Adaptation and selection during residual disease and tumor recurrence
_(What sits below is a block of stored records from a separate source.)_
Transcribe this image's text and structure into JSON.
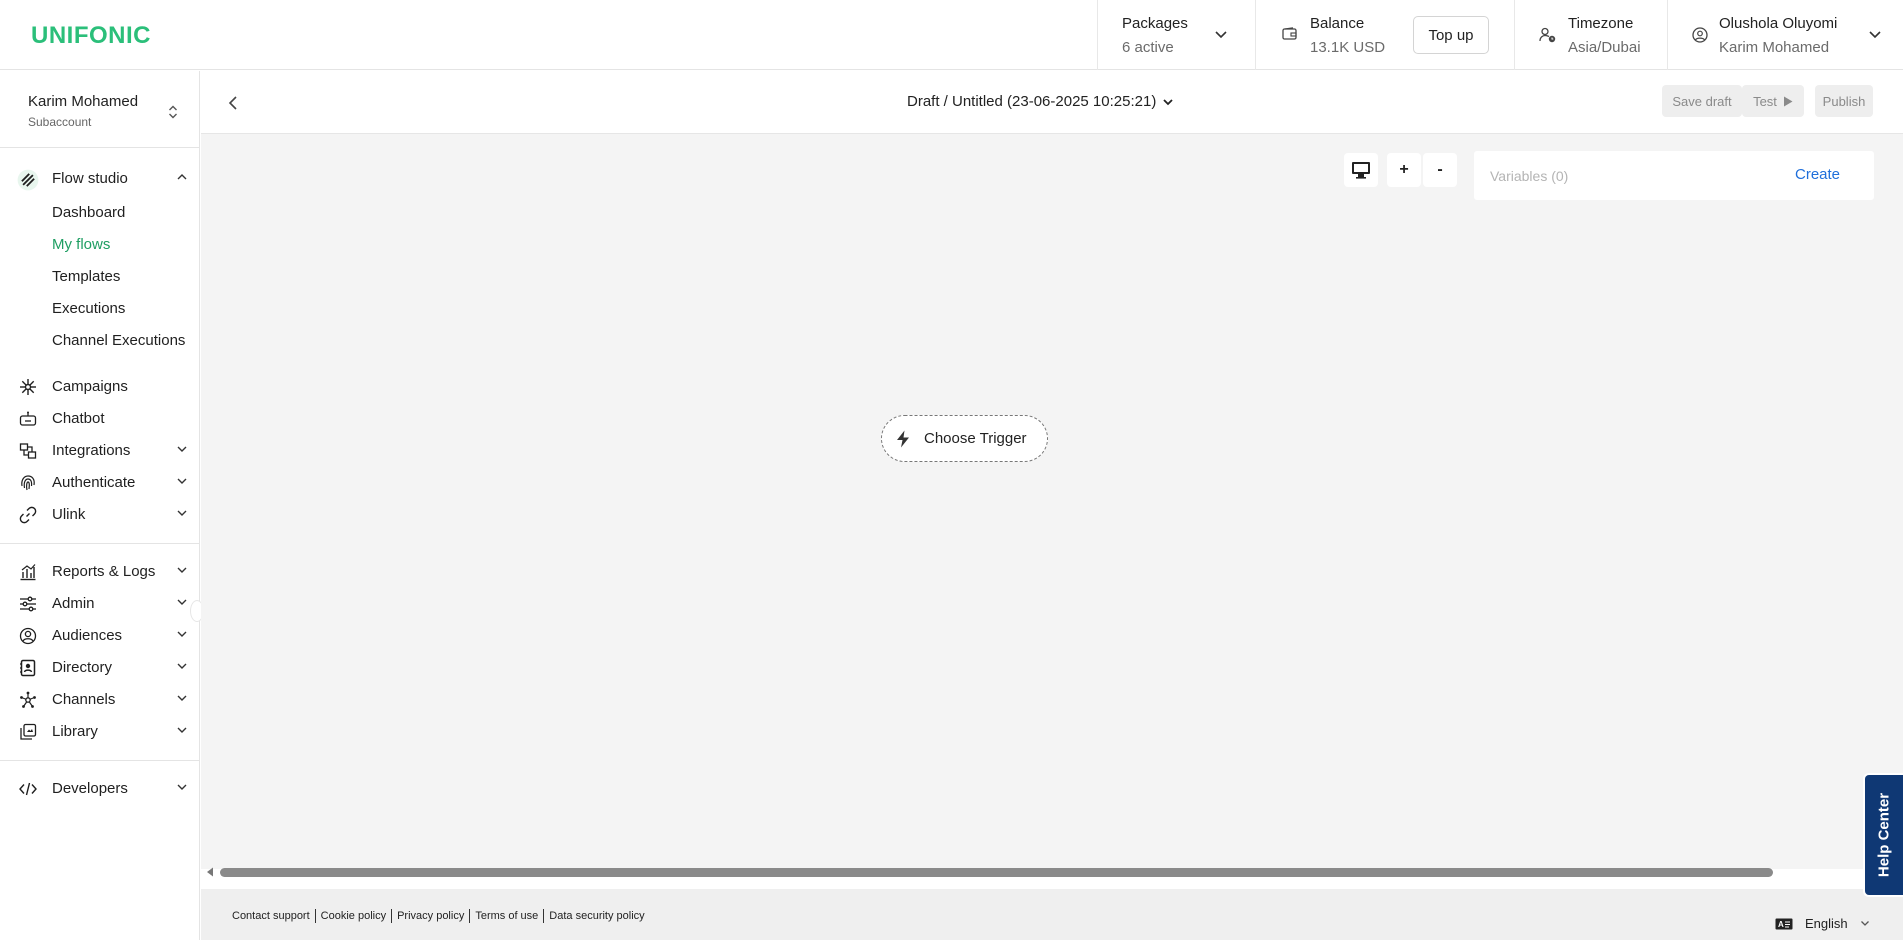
{
  "app": {
    "logo": "UNIFONIC",
    "brand_color": "#2bbf7a",
    "active_color": "#1e9e62",
    "link_color": "#1f6fdb",
    "help_color": "#0f3874"
  },
  "topbar": {
    "packages": {
      "title": "Packages",
      "value": "6 active"
    },
    "balance": {
      "title": "Balance",
      "value": "13.1K USD",
      "icon": "wallet-icon"
    },
    "topup_label": "Top up",
    "timezone": {
      "title": "Timezone",
      "value": "Asia/Dubai",
      "icon": "user-clock-icon"
    },
    "user": {
      "name": "Olushola Oluyomi",
      "account": "Karim Mohamed",
      "icon": "user-circle-icon"
    }
  },
  "sidebar": {
    "account_name": "Karim Mohamed",
    "account_type": "Subaccount",
    "flow_studio": {
      "label": "Flow studio",
      "icon": "flow-studio-icon",
      "expanded": true,
      "items": [
        {
          "label": "Dashboard",
          "active": false
        },
        {
          "label": "My flows",
          "active": true
        },
        {
          "label": "Templates",
          "active": false
        },
        {
          "label": "Executions",
          "active": false
        },
        {
          "label": "Channel Executions",
          "active": false
        }
      ]
    },
    "group1": [
      {
        "label": "Campaigns",
        "icon": "campaigns-icon",
        "has_children": false
      },
      {
        "label": "Chatbot",
        "icon": "chatbot-icon",
        "has_children": false
      },
      {
        "label": "Integrations",
        "icon": "integrations-icon",
        "has_children": true
      },
      {
        "label": "Authenticate",
        "icon": "fingerprint-icon",
        "has_children": true
      },
      {
        "label": "Ulink",
        "icon": "link-icon",
        "has_children": true
      }
    ],
    "group2": [
      {
        "label": "Reports & Logs",
        "icon": "reports-icon",
        "has_children": true
      },
      {
        "label": "Admin",
        "icon": "sliders-icon",
        "has_children": true
      },
      {
        "label": "Audiences",
        "icon": "audiences-icon",
        "has_children": true
      },
      {
        "label": "Directory",
        "icon": "directory-icon",
        "has_children": true
      },
      {
        "label": "Channels",
        "icon": "channels-icon",
        "has_children": true
      },
      {
        "label": "Library",
        "icon": "library-icon",
        "has_children": true
      }
    ],
    "group3": [
      {
        "label": "Developers",
        "icon": "code-icon",
        "has_children": true
      }
    ]
  },
  "editor": {
    "title": "Draft / Untitled (23-06-2025 10:25:21)",
    "save_draft": "Save draft",
    "test": "Test",
    "publish": "Publish"
  },
  "canvas": {
    "zoom_in": "+",
    "zoom_out": "-",
    "variables_label": "Variables (0)",
    "create_label": "Create",
    "trigger_label": "Choose Trigger"
  },
  "footer": {
    "links": [
      "Contact support",
      "Cookie policy",
      "Privacy policy",
      "Terms of use",
      "Data security policy"
    ],
    "language": "English"
  },
  "help_center": "Help Center"
}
Tumor recurrence following therapy is the leading cause of death in many cancer types, including some of the most common epithelial tumors such as breast and prostate cancer. Many breast tumors recur more than 5 years after initial surgery and treatment, and recurrences as long as 20 years following therapy have been documented. This has led to the suggestion that a population of tumor cells - referred to as minimal residual disease - can survive treatment and persist in a dormant, clinically undetectable state for years or even decades. These dormant residual cells are the likely reservoir for disease recurrence. Because recurrent breast cancer is generally incurable, developing strategies to forestall recurrence by therapeutically targeting residual cells during the dormant stage is of paramount importance. While recent work in this area has focused on specific pathways that promote the survival and recurrence of dormant cells, several fundamental questions about dormancy have not yet been addressed: How does the clonal composition of tumors change during dormancy and recurrence? Is tumor recurrence driven by the selection of a subset of dormant residual cells? Do dormant tumor cells undergo adaptive changes that allow them to recur? Because primary breast tumors are be heterogeneous, harboring different subclones of (epi)genetically distinct cells, it is likely that dormancy and recurrence are accompanied by profound changes in the...(see website for rest of abstract).